WORK ORDER —
Could you return the whole listing exactly?

SUPPLIED DATA —
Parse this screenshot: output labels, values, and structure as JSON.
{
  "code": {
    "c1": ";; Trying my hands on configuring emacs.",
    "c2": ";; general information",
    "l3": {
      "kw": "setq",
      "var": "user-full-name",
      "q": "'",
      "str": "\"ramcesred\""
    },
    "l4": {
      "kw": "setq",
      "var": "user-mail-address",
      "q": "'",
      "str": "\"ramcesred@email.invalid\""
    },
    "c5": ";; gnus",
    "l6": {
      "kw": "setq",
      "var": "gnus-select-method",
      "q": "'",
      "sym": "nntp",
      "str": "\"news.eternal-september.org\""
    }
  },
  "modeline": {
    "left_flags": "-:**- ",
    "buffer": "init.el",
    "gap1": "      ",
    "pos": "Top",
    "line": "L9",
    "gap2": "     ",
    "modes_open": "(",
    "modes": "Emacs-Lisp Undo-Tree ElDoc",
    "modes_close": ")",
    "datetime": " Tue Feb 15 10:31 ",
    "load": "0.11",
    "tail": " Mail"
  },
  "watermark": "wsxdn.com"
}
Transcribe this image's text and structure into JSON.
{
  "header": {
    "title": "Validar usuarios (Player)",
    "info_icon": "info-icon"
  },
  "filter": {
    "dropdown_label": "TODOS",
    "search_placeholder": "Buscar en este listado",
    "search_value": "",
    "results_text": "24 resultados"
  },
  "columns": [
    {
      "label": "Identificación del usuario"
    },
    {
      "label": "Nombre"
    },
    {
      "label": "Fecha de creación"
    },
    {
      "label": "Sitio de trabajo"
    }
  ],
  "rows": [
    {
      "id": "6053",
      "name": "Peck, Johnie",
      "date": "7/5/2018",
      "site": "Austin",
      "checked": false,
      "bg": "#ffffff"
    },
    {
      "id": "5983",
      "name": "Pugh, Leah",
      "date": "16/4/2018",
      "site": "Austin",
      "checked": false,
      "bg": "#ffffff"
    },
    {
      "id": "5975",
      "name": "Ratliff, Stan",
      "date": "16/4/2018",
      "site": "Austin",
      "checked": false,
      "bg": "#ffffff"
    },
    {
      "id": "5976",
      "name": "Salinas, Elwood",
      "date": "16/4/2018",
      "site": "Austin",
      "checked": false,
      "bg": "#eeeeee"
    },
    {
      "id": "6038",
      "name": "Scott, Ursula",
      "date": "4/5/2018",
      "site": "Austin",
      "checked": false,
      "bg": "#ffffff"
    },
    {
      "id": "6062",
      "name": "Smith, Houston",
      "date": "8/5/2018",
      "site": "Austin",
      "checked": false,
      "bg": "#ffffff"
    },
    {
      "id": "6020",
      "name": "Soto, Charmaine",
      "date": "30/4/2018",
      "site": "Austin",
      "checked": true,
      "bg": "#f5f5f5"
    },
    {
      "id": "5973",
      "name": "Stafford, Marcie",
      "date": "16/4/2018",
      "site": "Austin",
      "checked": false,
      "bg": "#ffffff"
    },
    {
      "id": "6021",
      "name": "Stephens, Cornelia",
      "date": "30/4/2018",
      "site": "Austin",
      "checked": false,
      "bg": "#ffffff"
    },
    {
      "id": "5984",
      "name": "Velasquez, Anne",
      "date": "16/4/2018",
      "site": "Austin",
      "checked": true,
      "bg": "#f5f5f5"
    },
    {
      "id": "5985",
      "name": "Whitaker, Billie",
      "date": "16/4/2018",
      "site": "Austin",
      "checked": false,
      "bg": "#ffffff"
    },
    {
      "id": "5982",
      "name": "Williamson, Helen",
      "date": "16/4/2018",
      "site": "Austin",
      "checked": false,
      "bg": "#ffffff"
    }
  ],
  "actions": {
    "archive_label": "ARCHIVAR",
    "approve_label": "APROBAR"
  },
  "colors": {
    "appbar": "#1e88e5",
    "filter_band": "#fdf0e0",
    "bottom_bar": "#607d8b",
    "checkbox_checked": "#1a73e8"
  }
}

ANSWER TO THE EXERCISE —
Parse this screenshot: output labels, values, and structure as JSON.
{
  "code": {
    "c1": ";; Trying my hands on configuring emacs.",
    "c2": ";; general information",
    "l3": {
      "kw": "setq",
      "var": "user-full-name",
      "q": "'",
      "str": "\"ramcesred\""
    },
    "l4": {
      "kw": "setq",
      "var": "user-mail-address",
      "q": "'",
      "str": "\"ramcesred@email.invalid\""
    },
    "c5": ";; gnus",
    "l6": {
      "kw": "setq",
      "var": "gnus-select-method",
      "q": "'",
      "sym": "nntp",
      "str": "\"news.eternal-september.org\""
    }
  },
  "modeline": {
    "left_flags": "-:**- ",
    "buffer": "init.el",
    "gap1": "      ",
    "pos": "Top",
    "line": "L9",
    "gap2": "     ",
    "modes_open": "(",
    "modes": "Emacs-Lisp Undo-Tree ElDoc",
    "modes_close": ")",
    "datetime": " Tue Feb 15 10:31 ",
    "load": "0.11",
    "tail": " Mail"
  },
  "watermark": "wsxdn.com"
}
Transcribe this image's text and structure into JSON.
{
  "header": {
    "title": "Validar usuarios (Player)",
    "info_icon": "info-icon"
  },
  "filter": {
    "dropdown_label": "TODOS",
    "search_placeholder": "Buscar en este listado",
    "search_value": "",
    "results_text": "24 resultados"
  },
  "columns": [
    {
      "label": "Identificación del usuario"
    },
    {
      "label": "Nombre"
    },
    {
      "label": "Fecha de creación"
    },
    {
      "label": "Sitio de trabajo"
    }
  ],
  "rows": [
    {
      "id": "6053",
      "name": "Peck, Johnie",
      "date": "7/5/2018",
      "site": "Austin",
      "checked": false,
      "bg": "#ffffff"
    },
    {
      "id": "5983",
      "name": "Pugh, Leah",
      "date": "16/4/2018",
      "site": "Austin",
      "checked": false,
      "bg": "#ffffff"
    },
    {
      "id": "5975",
      "name": "Ratliff, Stan",
      "date": "16/4/2018",
      "site": "Austin",
      "checked": false,
      "bg": "#ffffff"
    },
    {
      "id": "5976",
      "name": "Salinas, Elwood",
      "date": "16/4/2018",
      "site": "Austin",
      "checked": false,
      "bg": "#eeeeee"
    },
    {
      "id": "6038",
      "name": "Scott, Ursula",
      "date": "4/5/2018",
      "site": "Austin",
      "checked": false,
      "bg": "#ffffff"
    },
    {
      "id": "6062",
      "name": "Smith, Houston",
      "date": "8/5/2018",
      "site": "Austin",
      "checked": false,
      "bg": "#ffffff"
    },
    {
      "id": "6020",
      "name": "Soto, Charmaine",
      "date": "30/4/2018",
      "site": "Austin",
      "checked": true,
      "bg": "#f5f5f5"
    },
    {
      "id": "5973",
      "name": "Stafford, Marcie",
      "date": "16/4/2018",
      "site": "Austin",
      "checked": false,
      "bg": "#ffffff"
    },
    {
      "id": "6021",
      "name": "Stephens, Cornelia",
      "date": "30/4/2018",
      "site": "Austin",
      "checked": false,
      "bg": "#ffffff"
    },
    {
      "id": "5984",
      "name": "Velasquez, Anne",
      "date": "16/4/2018",
      "site": "Austin",
      "checked": true,
      "bg": "#f5f5f5"
    },
    {
      "id": "5985",
      "name": "Whitaker, Billie",
      "date": "16/4/2018",
      "site": "Austin",
      "checked": false,
      "bg": "#ffffff"
    },
    {
      "id": "5982",
      "name": "Williamson, Helen",
      "date": "16/4/2018",
      "site": "Austin",
      "checked": false,
      "bg": "#ffffff"
    }
  ],
  "actions": {
    "archive_label": "ARCHIVAR",
    "approve_label": "APROBAR"
  },
  "colors": {
    "appbar": "#1e88e5",
    "filter_band": "#fdf0e0",
    "bottom_bar": "#607d8b",
    "checkbox_checked": "#1a73e8"
  }
}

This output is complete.